Record excerpts Start Marker
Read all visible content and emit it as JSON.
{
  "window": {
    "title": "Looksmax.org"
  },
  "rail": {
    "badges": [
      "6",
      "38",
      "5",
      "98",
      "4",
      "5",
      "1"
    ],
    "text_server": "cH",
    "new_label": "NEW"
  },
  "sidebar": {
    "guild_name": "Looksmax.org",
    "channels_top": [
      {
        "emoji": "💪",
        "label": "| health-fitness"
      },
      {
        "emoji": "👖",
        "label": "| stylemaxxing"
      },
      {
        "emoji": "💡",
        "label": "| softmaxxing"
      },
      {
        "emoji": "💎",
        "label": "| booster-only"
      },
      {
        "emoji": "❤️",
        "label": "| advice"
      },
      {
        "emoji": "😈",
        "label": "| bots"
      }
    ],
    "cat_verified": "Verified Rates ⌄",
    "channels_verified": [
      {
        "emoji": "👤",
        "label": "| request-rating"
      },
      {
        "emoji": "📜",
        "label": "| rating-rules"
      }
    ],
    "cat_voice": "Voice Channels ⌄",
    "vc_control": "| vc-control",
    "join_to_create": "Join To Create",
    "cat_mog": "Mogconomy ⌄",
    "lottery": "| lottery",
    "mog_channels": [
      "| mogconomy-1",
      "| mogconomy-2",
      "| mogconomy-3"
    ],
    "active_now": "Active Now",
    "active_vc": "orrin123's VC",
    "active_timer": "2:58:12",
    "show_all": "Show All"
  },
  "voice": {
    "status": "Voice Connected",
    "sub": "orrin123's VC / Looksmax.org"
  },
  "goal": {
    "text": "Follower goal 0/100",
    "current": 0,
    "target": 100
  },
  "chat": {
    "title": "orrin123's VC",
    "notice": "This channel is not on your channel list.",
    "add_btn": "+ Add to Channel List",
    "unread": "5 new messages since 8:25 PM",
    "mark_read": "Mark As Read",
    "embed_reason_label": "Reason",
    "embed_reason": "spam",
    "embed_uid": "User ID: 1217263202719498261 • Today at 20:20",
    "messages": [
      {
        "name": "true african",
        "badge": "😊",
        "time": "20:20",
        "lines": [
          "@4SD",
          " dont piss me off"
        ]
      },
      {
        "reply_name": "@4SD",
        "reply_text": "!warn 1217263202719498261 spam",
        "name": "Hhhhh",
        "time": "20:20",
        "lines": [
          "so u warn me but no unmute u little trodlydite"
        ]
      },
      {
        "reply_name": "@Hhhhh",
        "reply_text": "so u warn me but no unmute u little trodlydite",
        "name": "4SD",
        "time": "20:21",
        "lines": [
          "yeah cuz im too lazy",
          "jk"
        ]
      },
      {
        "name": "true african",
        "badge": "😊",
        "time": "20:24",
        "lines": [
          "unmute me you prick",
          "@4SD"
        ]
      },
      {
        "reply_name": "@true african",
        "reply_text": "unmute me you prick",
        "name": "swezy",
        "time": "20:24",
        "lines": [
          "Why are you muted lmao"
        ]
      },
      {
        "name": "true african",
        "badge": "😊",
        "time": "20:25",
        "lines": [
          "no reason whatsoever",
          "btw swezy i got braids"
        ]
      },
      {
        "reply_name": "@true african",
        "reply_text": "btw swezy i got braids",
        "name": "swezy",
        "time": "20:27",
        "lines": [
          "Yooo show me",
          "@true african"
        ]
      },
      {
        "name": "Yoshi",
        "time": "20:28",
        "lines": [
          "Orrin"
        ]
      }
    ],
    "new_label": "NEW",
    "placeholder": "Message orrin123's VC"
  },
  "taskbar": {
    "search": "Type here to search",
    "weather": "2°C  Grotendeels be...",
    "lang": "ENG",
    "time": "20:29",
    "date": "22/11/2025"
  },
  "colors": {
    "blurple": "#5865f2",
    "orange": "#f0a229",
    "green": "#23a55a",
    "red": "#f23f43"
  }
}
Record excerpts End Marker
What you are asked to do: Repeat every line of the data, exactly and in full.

Solution to this exercise:
Read all visible content and emit it as JSON.
{
  "window": {
    "title": "Looksmax.org"
  },
  "rail": {
    "badges": [
      "6",
      "38",
      "5",
      "98",
      "4",
      "5",
      "1"
    ],
    "text_server": "cH",
    "new_label": "NEW"
  },
  "sidebar": {
    "guild_name": "Looksmax.org",
    "channels_top": [
      {
        "emoji": "💪",
        "label": "| health-fitness"
      },
      {
        "emoji": "👖",
        "label": "| stylemaxxing"
      },
      {
        "emoji": "💡",
        "label": "| softmaxxing"
      },
      {
        "emoji": "💎",
        "label": "| booster-only"
      },
      {
        "emoji": "❤️",
        "label": "| advice"
      },
      {
        "emoji": "😈",
        "label": "| bots"
      }
    ],
    "cat_verified": "Verified Rates ⌄",
    "channels_verified": [
      {
        "emoji": "👤",
        "label": "| request-rating"
      },
      {
        "emoji": "📜",
        "label": "| rating-rules"
      }
    ],
    "cat_voice": "Voice Channels ⌄",
    "vc_control": "| vc-control",
    "join_to_create": "Join To Create",
    "cat_mog": "Mogconomy ⌄",
    "lottery": "| lottery",
    "mog_channels": [
      "| mogconomy-1",
      "| mogconomy-2",
      "| mogconomy-3"
    ],
    "active_now": "Active Now",
    "active_vc": "orrin123's VC",
    "active_timer": "2:58:12",
    "show_all": "Show All"
  },
  "voice": {
    "status": "Voice Connected",
    "sub": "orrin123's VC / Looksmax.org"
  },
  "goal": {
    "text": "Follower goal 0/100",
    "current": 0,
    "target": 100
  },
  "chat": {
    "title": "orrin123's VC",
    "notice": "This channel is not on your channel list.",
    "add_btn": "+ Add to Channel List",
    "unread": "5 new messages since 8:25 PM",
    "mark_read": "Mark As Read",
    "embed_reason_label": "Reason",
    "embed_reason": "spam",
    "embed_uid": "User ID: 1217263202719498261 • Today at 20:20",
    "messages": [
      {
        "name": "true african",
        "badge": "😊",
        "time": "20:20",
        "lines": [
          "@4SD",
          " dont piss me off"
        ]
      },
      {
        "reply_name": "@4SD",
        "reply_text": "!warn 1217263202719498261 spam",
        "name": "Hhhhh",
        "time": "20:20",
        "lines": [
          "so u warn me but no unmute u little trodlydite"
        ]
      },
      {
        "reply_name": "@Hhhhh",
        "reply_text": "so u warn me but no unmute u little trodlydite",
        "name": "4SD",
        "time": "20:21",
        "lines": [
          "yeah cuz im too lazy",
          "jk"
        ]
      },
      {
        "name": "true african",
        "badge": "😊",
        "time": "20:24",
        "lines": [
          "unmute me you prick",
          "@4SD"
        ]
      },
      {
        "reply_name": "@true african",
        "reply_text": "unmute me you prick",
        "name": "swezy",
        "time": "20:24",
        "lines": [
          "Why are you muted lmao"
        ]
      },
      {
        "name": "true african",
        "badge": "😊",
        "time": "20:25",
        "lines": [
          "no reason whatsoever",
          "btw swezy i got braids"
        ]
      },
      {
        "reply_name": "@true african",
        "reply_text": "btw swezy i got braids",
        "name": "swezy",
        "time": "20:27",
        "lines": [
          "Yooo show me",
          "@true african"
        ]
      },
      {
        "name": "Yoshi",
        "time": "20:28",
        "lines": [
          "Orrin"
        ]
      }
    ],
    "new_label": "NEW",
    "placeholder": "Message orrin123's VC"
  },
  "taskbar": {
    "search": "Type here to search",
    "weather": "2°C  Grotendeels be...",
    "lang": "ENG",
    "time": "20:29",
    "date": "22/11/2025"
  },
  "colors": {
    "blurple": "#5865f2",
    "orange": "#f0a229",
    "green": "#23a55a",
    "red": "#f23f43"
  }
}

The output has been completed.